(Task): One exact copy of the listing is needed. It should contain no pictures.

(Stored data):
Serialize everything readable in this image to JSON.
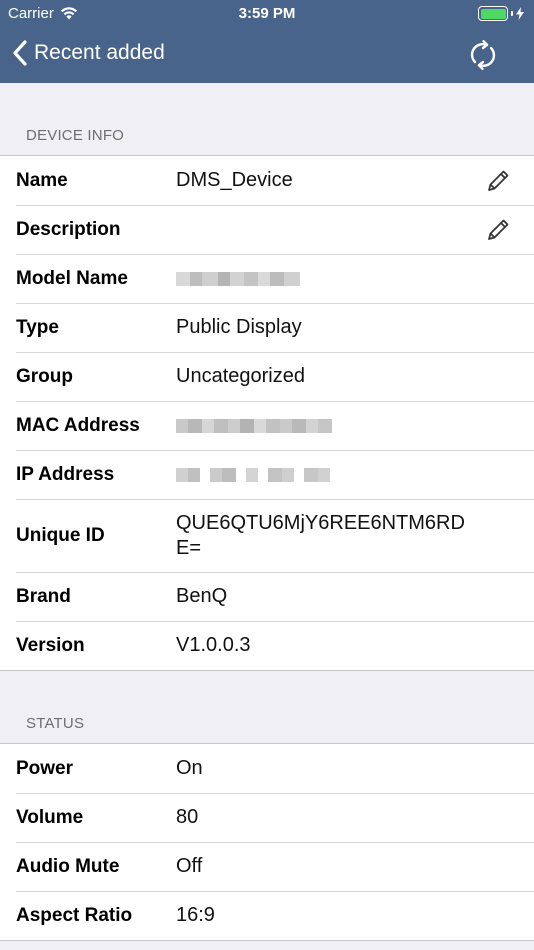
{
  "status_bar": {
    "carrier": "Carrier",
    "time": "3:59 PM",
    "battery_color": "#4cd964"
  },
  "nav": {
    "back_label": "Recent added",
    "back_icon": "chevron-left-icon",
    "refresh_icon": "refresh-icon",
    "bar_color": "#48648a"
  },
  "device_info": {
    "header": "DEVICE INFO",
    "rows": [
      {
        "label": "Name",
        "value": "DMS_Device",
        "editable": true
      },
      {
        "label": "Description",
        "value": "",
        "editable": true
      },
      {
        "label": "Model Name",
        "value": "",
        "redacted": true
      },
      {
        "label": "Type",
        "value": "Public Display"
      },
      {
        "label": "Group",
        "value": "Uncategorized"
      },
      {
        "label": "MAC Address",
        "value": "",
        "redacted": true
      },
      {
        "label": "IP Address",
        "value": "",
        "redacted": true
      },
      {
        "label": "Unique ID",
        "value": "QUE6QTU6MjY6REE6NTM6RDE="
      },
      {
        "label": "Brand",
        "value": "BenQ"
      },
      {
        "label": "Version",
        "value": "V1.0.0.3"
      }
    ]
  },
  "status": {
    "header": "STATUS",
    "rows": [
      {
        "label": "Power",
        "value": "On"
      },
      {
        "label": "Volume",
        "value": "80"
      },
      {
        "label": "Audio Mute",
        "value": "Off"
      },
      {
        "label": "Aspect Ratio",
        "value": "16:9"
      }
    ]
  }
}
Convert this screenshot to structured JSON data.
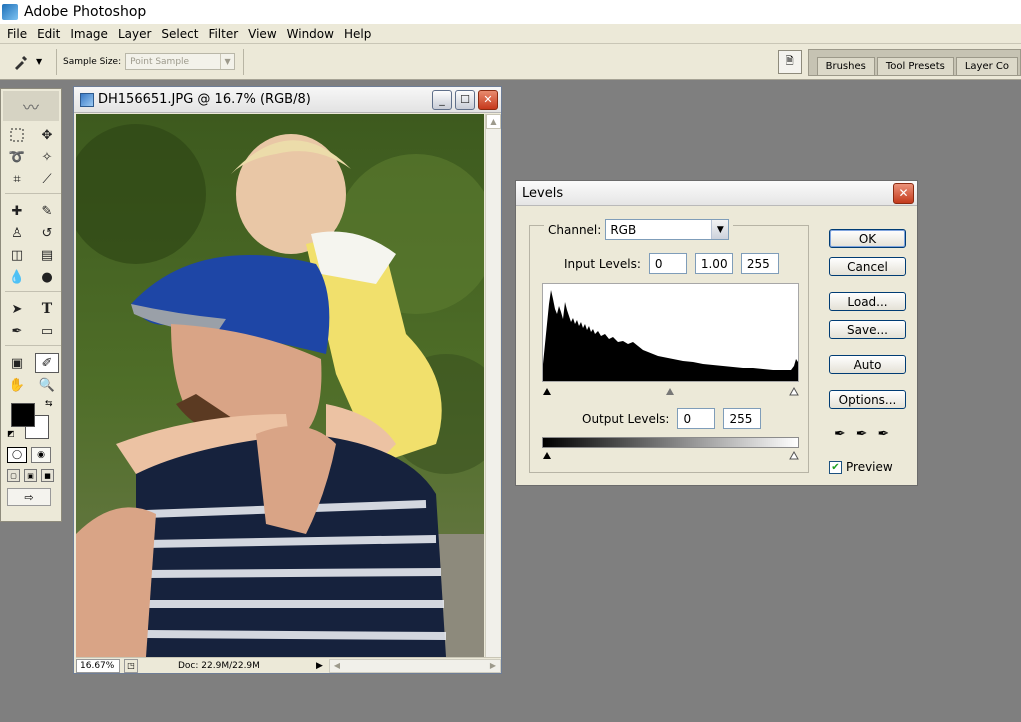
{
  "app": {
    "title": "Adobe Photoshop"
  },
  "menu": [
    "File",
    "Edit",
    "Image",
    "Layer",
    "Select",
    "Filter",
    "View",
    "Window",
    "Help"
  ],
  "options_bar": {
    "sample_size_label": "Sample Size:",
    "sample_size_value": "Point Sample",
    "palette_tabs": [
      "Brushes",
      "Tool Presets",
      "Layer Co"
    ]
  },
  "document": {
    "title": "DH156651.JPG @ 16.7% (RGB/8)",
    "zoom": "16.67%",
    "doc_info": "Doc: 22.9M/22.9M"
  },
  "levels": {
    "title": "Levels",
    "channel_label": "Channel:",
    "channel_value": "RGB",
    "input_levels_label": "Input Levels:",
    "input_black": "0",
    "input_gamma": "1.00",
    "input_white": "255",
    "output_levels_label": "Output Levels:",
    "output_black": "0",
    "output_white": "255",
    "buttons": {
      "ok": "OK",
      "cancel": "Cancel",
      "load": "Load...",
      "save": "Save...",
      "auto": "Auto",
      "options": "Options..."
    },
    "preview_label": "Preview",
    "preview_checked": true
  },
  "colors": {
    "foreground": "#000000",
    "background": "#ffffff",
    "workspace": "#7f7f7f",
    "dialog_bg": "#ece9d8",
    "close_red": "#c6391c"
  },
  "icons": {
    "toolbox": [
      "marquee",
      "move",
      "lasso",
      "magic-wand",
      "crop",
      "slice",
      "healing",
      "brush",
      "clone-stamp",
      "history-brush",
      "eraser",
      "gradient",
      "blur",
      "dodge",
      "path-select",
      "type",
      "pen",
      "shape",
      "notes",
      "eyedropper",
      "hand",
      "zoom"
    ]
  }
}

(Exercise answer):
Serialize everything readable in this image to JSON.
{
  "status_bar": {
    "carrier": "Carrier",
    "time": "3:59 PM",
    "battery_color": "#4cd964"
  },
  "nav": {
    "back_label": "Recent added",
    "back_icon": "chevron-left-icon",
    "refresh_icon": "refresh-icon",
    "bar_color": "#48648a"
  },
  "device_info": {
    "header": "DEVICE INFO",
    "rows": [
      {
        "label": "Name",
        "value": "DMS_Device",
        "editable": true
      },
      {
        "label": "Description",
        "value": "",
        "editable": true
      },
      {
        "label": "Model Name",
        "value": "",
        "redacted": true
      },
      {
        "label": "Type",
        "value": "Public Display"
      },
      {
        "label": "Group",
        "value": "Uncategorized"
      },
      {
        "label": "MAC Address",
        "value": "",
        "redacted": true
      },
      {
        "label": "IP Address",
        "value": "",
        "redacted": true
      },
      {
        "label": "Unique ID",
        "value": "QUE6QTU6MjY6REE6NTM6RDE="
      },
      {
        "label": "Brand",
        "value": "BenQ"
      },
      {
        "label": "Version",
        "value": "V1.0.0.3"
      }
    ]
  },
  "status": {
    "header": "STATUS",
    "rows": [
      {
        "label": "Power",
        "value": "On"
      },
      {
        "label": "Volume",
        "value": "80"
      },
      {
        "label": "Audio Mute",
        "value": "Off"
      },
      {
        "label": "Aspect Ratio",
        "value": "16:9"
      }
    ]
  }
}
Convert this screenshot to structured JSON data.
{
  "app": {
    "title": "Adobe Photoshop"
  },
  "menu": [
    "File",
    "Edit",
    "Image",
    "Layer",
    "Select",
    "Filter",
    "View",
    "Window",
    "Help"
  ],
  "options_bar": {
    "sample_size_label": "Sample Size:",
    "sample_size_value": "Point Sample",
    "palette_tabs": [
      "Brushes",
      "Tool Presets",
      "Layer Co"
    ]
  },
  "document": {
    "title": "DH156651.JPG @ 16.7% (RGB/8)",
    "zoom": "16.67%",
    "doc_info": "Doc: 22.9M/22.9M"
  },
  "levels": {
    "title": "Levels",
    "channel_label": "Channel:",
    "channel_value": "RGB",
    "input_levels_label": "Input Levels:",
    "input_black": "0",
    "input_gamma": "1.00",
    "input_white": "255",
    "output_levels_label": "Output Levels:",
    "output_black": "0",
    "output_white": "255",
    "buttons": {
      "ok": "OK",
      "cancel": "Cancel",
      "load": "Load...",
      "save": "Save...",
      "auto": "Auto",
      "options": "Options..."
    },
    "preview_label": "Preview",
    "preview_checked": true
  },
  "colors": {
    "foreground": "#000000",
    "background": "#ffffff",
    "workspace": "#7f7f7f",
    "dialog_bg": "#ece9d8",
    "close_red": "#c6391c"
  },
  "icons": {
    "toolbox": [
      "marquee",
      "move",
      "lasso",
      "magic-wand",
      "crop",
      "slice",
      "healing",
      "brush",
      "clone-stamp",
      "history-brush",
      "eraser",
      "gradient",
      "blur",
      "dodge",
      "path-select",
      "type",
      "pen",
      "shape",
      "notes",
      "eyedropper",
      "hand",
      "zoom"
    ]
  }
}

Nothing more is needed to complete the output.